Wednesday focus: The workplace
It may not be much solace to the 4.4 million people who’ve been laid off since the recession began in December 2007, but a new survey shows most companies are at least remaining generous with their severance packages. Plus, laid-off workers often can negotiate a higher payout or other benefits, experts say.
Sixty-five percent of companies said their severance packages are unchanged, while 19 percent said they made them bigger, according to a survey of about 1,000 companies of different sizes and from a broad range of industries. Survey responses were collected throughout 2008.
Severance packages often are one to two weeks of pay per year of service, though the total amount paid varies widely by company size and the employee’s job.
About 80 percent of firms surveyed said administrative and support staff are eligible for severance pay. Almost 90 percent said executives are eligible.
Four percent of firms surveyed said administrative staff don’t get severance, and 1 percent said executives don’t get it.
Payouts at the executive level are likelier to be based on a combination of salary, title and years of service, while lower-level workers’ severance often is based solely on years of service.
And, at companies that said they have a maximum payout, senior executives are likelier to be eligible for a year or more of severance pay, while professionals and administrative staff are likelier to be limited to 26 weeks, according to the survey.
At companies with 500 or fewer employees, the maximum is likelier to be 13 weeks.
Check your facts: Frustrated job hunters often fear that former employers are bad-mouthing them and preventing them from getting hired.
Some ask friends or relatives to pose as potential employers or fact checkers, call, and try to find out what’s being said.
Suspicions may be confirmed – or not.
Here’s another way to do it for a not-too-hefty cost: hire a reference-checking service.
Some job hunters wrongly assume that professional reference checking is available only to employers.

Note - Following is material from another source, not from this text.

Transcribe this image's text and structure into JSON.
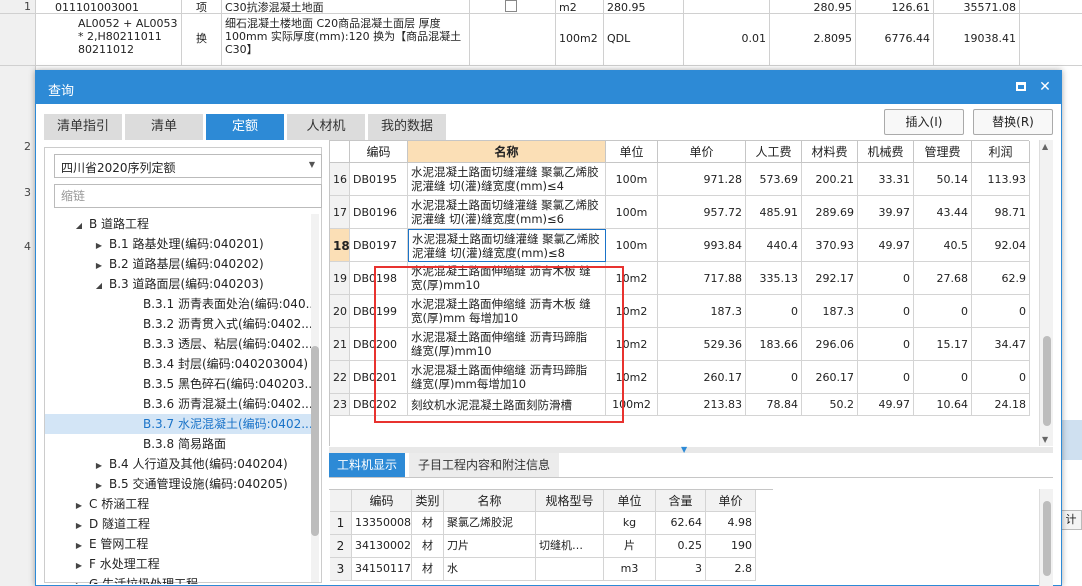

Not so. Some companies will run the checks in a job hunter’s behalf.
Jeff Shane, vice president of Allison & Taylor Inc., a reference-checking company, said his company finds that more than half of all reference checks they do elicit negative information.
From wire reports